At NCCDC, financial coaching has been adopted in the asset-building field for use with low-income clients in the community. Coaching has appeal because it is centered on changing financial behaviors over time based on an ongoing relationship between the coach and the client. The coach has expertise in process and content, but changes in behavior are left for the client to practice and incorporate into his or her daily financial life.
Coaching is differentiated from counseling in that it focuses on changing financial behaviors, rather than focusing on a specific event or problem. Counseling tends to be more therapeutic in nature, while coaching endeavors to help a client improve his or her behavior in order to achieve self-defined goals. Of course, counseling and mentoring all can involve coaching to some degree.
While far from definitive, key elements of financial coaching at NCCDC include:
(1) a focus on long-term outcomes
(2) an ongoing, systematic, collaborative process for assisting clients to change behaviors
(3) support to practice new behaviors
(4) building skills and teaching content based on the client’s unique needs and goals
Delivering Financial Coaching
There are at least three models for providing coaching services to lower-income clients at NCCDC: volunteer coaches, paid financial planners and trained in-house staff. There is also a fourth category of programs that blends planners, volunteers and in-house staff.
Coaching models vary significantly from program to program, depending on the needs of clients and resources available in the community. Each has advantages and disadvantages depending on the context and type of clients served. Blended models are often the most cost-effective. Volunteer models offer low-cost delivery, but do require training and support. Volunteer models generally cannot provide coaching to individual clients for more than a year.
Financial coaching for low-income households typically requires coaches with an understanding of the needs of this population, as well as of the types of social services and other programs that are available. It is important that clients be in a stable position before beginning coaching.

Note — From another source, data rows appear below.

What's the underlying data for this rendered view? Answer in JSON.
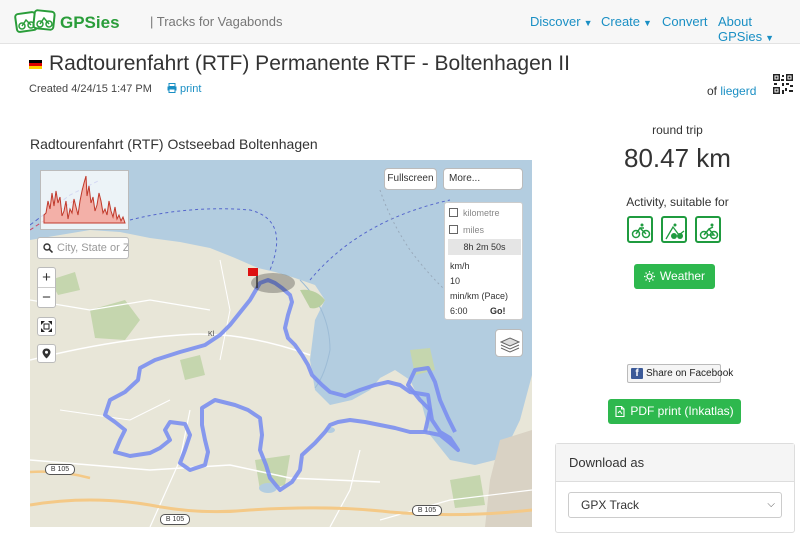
{
  "header": {
    "logo_text": "GPSies",
    "tagline": "| Tracks for Vagabonds",
    "nav": [
      {
        "label": "Discover",
        "dropdown": true
      },
      {
        "label": "Create",
        "dropdown": true
      },
      {
        "label": "Convert",
        "dropdown": false
      },
      {
        "label": "About GPSies",
        "dropdown": true
      }
    ]
  },
  "track": {
    "flag_colors": [
      "#000000",
      "#dd0000",
      "#ffce00"
    ],
    "title": "Radtourenfahrt (RTF)  Permanente RTF - Boltenhagen II",
    "created": "Created 4/24/15 1:47 PM",
    "print_label": "print",
    "of_label": "of",
    "author": "liegerd",
    "subtitle": "Radtourenfahrt (RTF) Ostseebad Boltenhagen"
  },
  "map": {
    "search_placeholder": "City, State or Zip",
    "zoom_in": "+",
    "zoom_out": "−",
    "fullscreen_label": "Fullscreen",
    "more_label": "More...",
    "unit_km": "kilometre",
    "unit_miles": "miles",
    "duration": "8h 2m 50s",
    "speed_label": "km/h",
    "speed_value": "10",
    "pace_label": "min/km (Pace)",
    "pace_value": "6:00",
    "go_label": "Go!",
    "town_label": "Kl",
    "road_labels": [
      "B 105",
      "B 105",
      "B 105"
    ],
    "icons": [
      "search-icon",
      "fullscreen-icon",
      "location-pin-icon",
      "layers-icon",
      "start-flag-icon"
    ],
    "route_color": "#7b8ff0",
    "water_color": "#b3cde0"
  },
  "sidebar": {
    "trip_type": "round trip",
    "distance": "80.47 km",
    "activity_label": "Activity, suitable for",
    "activity_icons": [
      "bike-icon",
      "mountain-bike-icon",
      "racing-bike-icon"
    ],
    "weather_label": "Weather",
    "facebook_label": "Share on Facebook",
    "pdf_label": "PDF print (Inkatlas)",
    "download_title": "Download as",
    "download_format": "GPX Track",
    "accent_color": "#2eb84e"
  }
}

Clients with significant emotional needs and/or major financial problems may not be ideal for a coaching relationship. Clients with such needs may require counseling in tandem with coaching services. All clients of coaching will take some time to develop trust and open communication.